Upendranath Brahma (31 March 1956 – 1 May 1990) was a Bodoland political leader.

Brahma was born in Boragari village near Dotma, a small township at Kokrajhar district of Assam, India. He was a son of Mr. Monglaram Brahma and Ms. Lefsri Brahma. He was the fifth, and youngest, child. He was called “Thopen” during his childhood. He grew up in poverty.

From 1963, Brahma studied at various schools, including Dotma High School, Kokrajhar High School and, in 1973, at Sakti Ashram High and Vocational School under the guidance of Swamiji. In 1975, he passed the matriculation examination in the first division with letter marks in Mathematics. He secured 67% marks in the examination. Thereafter he obtained a BSc honours degree in Physics from Cotton College before enrolling at Gauhati University in 1981 for his MSc degree. Brahma also worked as a graduate science teacher at the Nehru Vocational High School in Gossainichina, and studied for a BA at Kokrajhar College during that period. He obtained his BA in 1985 and his MSc in 1986. He had also been admitted to study law on an LLB course in 1984 but this ended abruptly due to him being bullied.

He lectured in many parts of Assam on the theme of discrimination against Bodo people. He claimed that they were treated as second class citizens and that their young people had no employment opportunities upon completion of their education. Jobs in Assam were mostly occupied by Assamese-speaking individuals. But now the scene has changed with Bodos working all over Assam in top ranking jobs with the introduction of about 20% ST and SC reserved quotas.

Brahma was elected as the President of the Goalpara District Students Union in 1978–79. He was vice-president of the All Bodo Students Union between 1981–1983 and president from 1986. Through this body he worked for the rights of the community, which he believed to be losing not merely its culture but also its political rights.

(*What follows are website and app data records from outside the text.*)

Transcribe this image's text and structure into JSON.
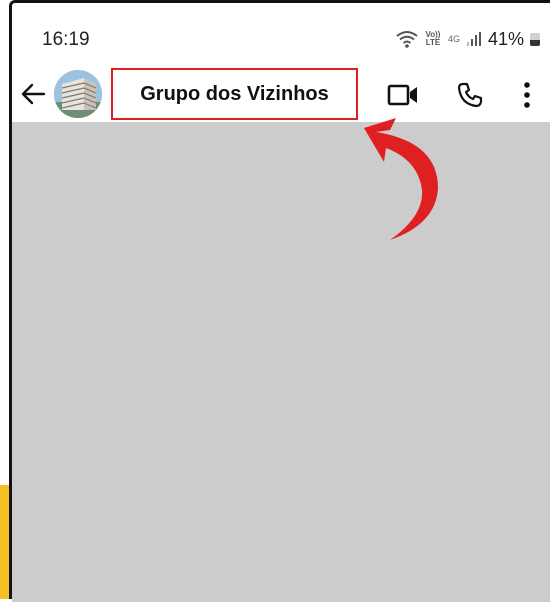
{
  "status_bar": {
    "time": "16:19",
    "volte_label": "Vo)) LTE",
    "network": "4G",
    "battery_pct": "41%"
  },
  "toolbar": {
    "title": "Grupo dos Vizinhos",
    "icons": [
      "back-arrow-icon",
      "group-avatar",
      "video-call-icon",
      "phone-call-icon",
      "more-options-icon"
    ]
  },
  "colors": {
    "chat_background": "#cccccc",
    "highlight_border": "#e02020",
    "annotation_arrow": "#e02020",
    "accent_yellow": "#f4c025"
  }
}
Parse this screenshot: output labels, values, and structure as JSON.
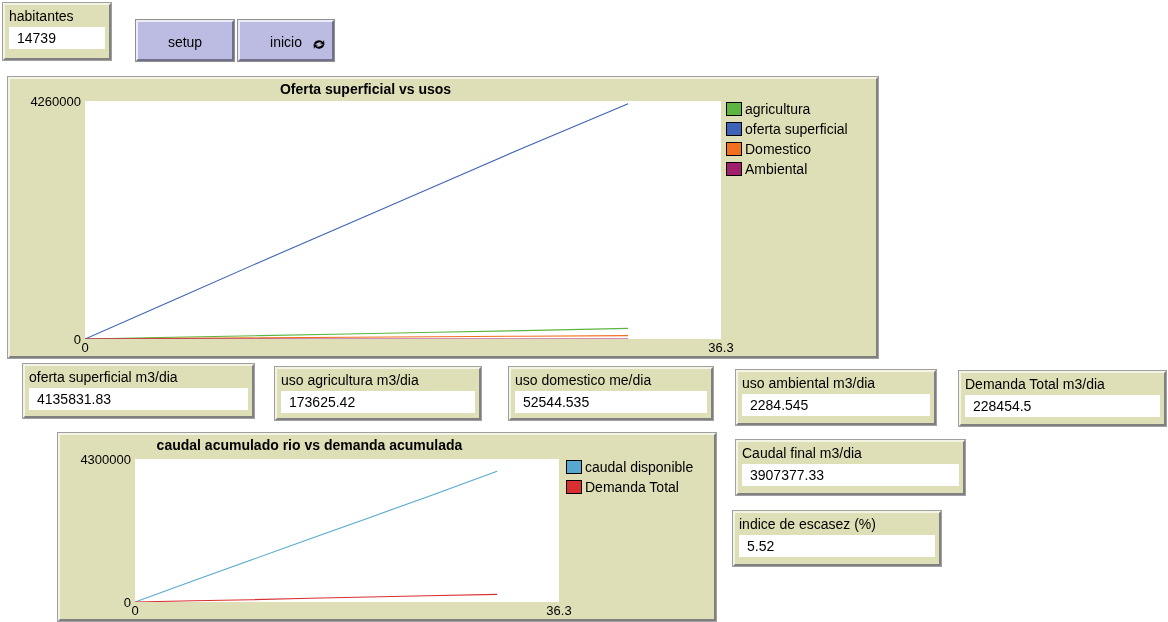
{
  "habitantes": {
    "label": "habitantes",
    "value": "14739"
  },
  "buttons": [
    {
      "label": "setup",
      "kind": "once"
    },
    {
      "label": "inicio",
      "kind": "forever"
    }
  ],
  "plots": [
    {
      "chart_data": {
        "type": "line",
        "title": "Oferta superficial vs usos",
        "x": [
          0,
          5,
          10,
          15,
          20,
          25,
          31
        ],
        "xlim": [
          0,
          36.3
        ],
        "ylim": [
          0,
          4260000
        ],
        "xticks": [
          {
            "value": 0,
            "label": "0"
          },
          36.3
        ],
        "yticks": [
          {
            "value": 0,
            "label": "0"
          },
          4260000
        ],
        "series": [
          {
            "name": "agricultura",
            "color": "#5cb53f",
            "values": [
              0,
              30000,
              60000,
              90000,
              120000,
              150000,
              190000
            ]
          },
          {
            "name": "oferta superficial",
            "color": "#3c63b5",
            "values": [
              0,
              690000,
              1380000,
              2060000,
              2740000,
              3420000,
              4210000
            ]
          },
          {
            "name": "Domestico",
            "color": "#f07020",
            "values": [
              0,
              10000,
              20000,
              30000,
              40000,
              50000,
              60000
            ]
          },
          {
            "name": "Ambiental",
            "color": "#a0206e",
            "values": [
              0,
              0,
              0,
              0,
              0,
              0,
              0
            ]
          }
        ]
      }
    },
    {
      "chart_data": {
        "type": "line",
        "title": "caudal acumulado rio vs demanda acumulada",
        "x": [
          0,
          5,
          10,
          15,
          20,
          25,
          31
        ],
        "xlim": [
          0,
          36.3
        ],
        "ylim": [
          0,
          4300000
        ],
        "xticks": [
          {
            "value": 0,
            "label": "0"
          },
          36.3
        ],
        "yticks": [
          {
            "value": 0,
            "label": "0"
          },
          4300000
        ],
        "series": [
          {
            "name": "caudal disponible",
            "color": "#56a8d0",
            "values": [
              0,
              640000,
              1270000,
              1900000,
              2530000,
              3160000,
              3930000
            ]
          },
          {
            "name": "Demanda Total",
            "color": "#d83030",
            "values": [
              0,
              40000,
              70000,
              110000,
              150000,
              190000,
              230000
            ]
          }
        ]
      }
    }
  ],
  "monitors": [
    {
      "label": "oferta superficial m3/dia",
      "value": "4135831.83"
    },
    {
      "label": "uso agricultura m3/dia",
      "value": "173625.42"
    },
    {
      "label": "uso domestico me/dia",
      "value": "52544.535"
    },
    {
      "label": "uso ambiental m3/dia",
      "value": "2284.545"
    },
    {
      "label": "Demanda Total m3/dia",
      "value": "228454.5"
    },
    {
      "label": "Caudal final m3/dia",
      "value": "3907377.33"
    },
    {
      "label": "indice de escasez (%)",
      "value": "5.52"
    }
  ]
}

Under his leadership, the ABSU agreed to include political issues as part of its agenda.

Brahma and his followers gradually mobilized Bodo students at the grass-roots level. In 1987, as the All Assam Students Union movement was losing momentum, he and his colleagues started a movement to create a separate state within Assam, to be called Bodoland.Brahma,still believed by many as someone who introduced a divide among both neglected Assamese and Bodo people of Assam. Assamese say when they themselves are victims of negligence how can they do the same to others. Most believe in this age people have forgotten to live together in peace and instead of fighting it together has taken the alternative road of Hate.

Brahma died in Mumbai on 1 May 1990 as a consequence of malignant neoplasms of the testis. His body was taken to Kokrajhar and then buried at Dotoma on 4 May. The ground where Brahma was buried is now known as “Thulungaphuri”.

The title of Bodofa (Father of the Bodos) was posthumously conferred upon Brahma on 8 May 1990 in recognition of his vision and leadership. His life is celebrated each year on the anniversary of his death, which is now called Bodofa Day.